"We want to make the everyday life of the people who lived here 2,000 years ago comprehensible and observable," Verbis-Glasbrenner explains. "This works best in an activity-based format." This is why at Saalburg, visitors are not only invited to dine out at a Roman taberna, but also join days and events that are themed, for example, around clothing and nutrition or medicine and hygiene. In addition, the museum educators organise around 2,500 guided tours per year, all tailored to different target groups and interests.
The activity programme is taken care of by "Romans on Duty" like Alexander Weisgerber. Registered participants can try their hand at archery, lance throwing and sword fighting - albeit with wooden swords. Everything is staged as authentically as possible, and almost all the props are handmade from wood, metal and clay based on old examples. "A lot of visitors don't expect chainmail to be quite so heavy," says the historian and archaeologist, wrapped in coarse cloth, as he puts a helmet on a visitor and belts up a boy's tunic. This way of staging historical events in the most authentic way possible is known as reenactment. "It's a great way to share historical knowledge," says Weisgerber, before going on to help with baking bread in the reconstructed ovens.
The layout of Fort Saalburg correlates to a Roman standard as it was up until late antiquity, which meant that soldiers could orient themselves immediately at each and any location. The squad barracks and garrison buildings (principa), a large market and assembly hall (basilica), the commander's residence (praetorium) and the granaries (horrea) are arranged in a rectangle, with the banners shrine (aedes) as the ritual centre. The buildings are surrounded by a reinforced 730-metre-long wall with battlements, which is constructed with quartzite stone.
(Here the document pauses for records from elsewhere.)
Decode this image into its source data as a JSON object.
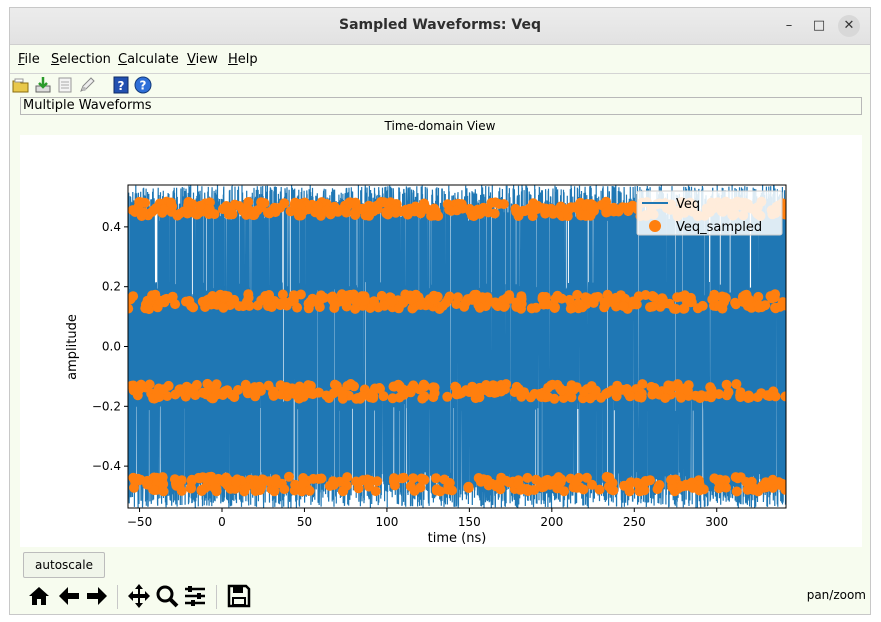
{
  "window": {
    "title": "Sampled Waveforms: Veq"
  },
  "window_controls": {
    "minimize": "–",
    "maximize": "□",
    "close": "✕"
  },
  "menu": [
    {
      "key": "F",
      "rest": "ile"
    },
    {
      "key": "S",
      "rest": "election"
    },
    {
      "key": "C",
      "rest": "alculate"
    },
    {
      "key": "V",
      "rest": "iew"
    },
    {
      "key": "H",
      "rest": "elp"
    }
  ],
  "toolbar_icons": [
    "open-folder-icon",
    "download-icon",
    "list-icon",
    "edit-icon",
    "help-book-icon",
    "help-circle-icon"
  ],
  "panel": {
    "label": "Multiple Waveforms"
  },
  "view": {
    "title": "Time-domain View"
  },
  "chart_data": {
    "type": "line",
    "xlabel": "time (ns)",
    "ylabel": "amplitude",
    "xlim": [
      -57,
      342
    ],
    "ylim": [
      -0.54,
      0.54
    ],
    "x_ticks": [
      "−50",
      "0",
      "50",
      "100",
      "150",
      "200",
      "250",
      "300"
    ],
    "x_tick_values": [
      -50,
      0,
      50,
      100,
      150,
      200,
      250,
      300
    ],
    "y_ticks": [
      "0.4",
      "0.2",
      "0.0",
      "−0.2",
      "−0.4"
    ],
    "y_tick_values": [
      0.4,
      0.2,
      0.0,
      -0.2,
      -0.4
    ],
    "legend_placement": "top-right",
    "series": [
      {
        "name": "Veq",
        "kind": "line",
        "color": "#1f77b4",
        "range": [
          -0.54,
          0.54
        ]
      },
      {
        "name": "Veq_sampled",
        "kind": "scatter",
        "color": "#ff7f0e",
        "levels": [
          0.46,
          0.15,
          -0.15,
          -0.46
        ]
      }
    ]
  },
  "buttons": {
    "autoscale": "autoscale"
  },
  "nav_icons": [
    "home-icon",
    "back-arrow-icon",
    "forward-arrow-icon",
    "pan-icon",
    "zoom-icon",
    "configure-icon",
    "save-icon"
  ],
  "status": {
    "mode": "pan/zoom"
  }
}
From here, the Roman world power defended its outer border against the Alemanni and Chatti tribes.Next article in the series:
Legacy of the Roman Empire - Roman Fort Saalburg - Archaeological Park (Part 3)
Published on 03.05.2019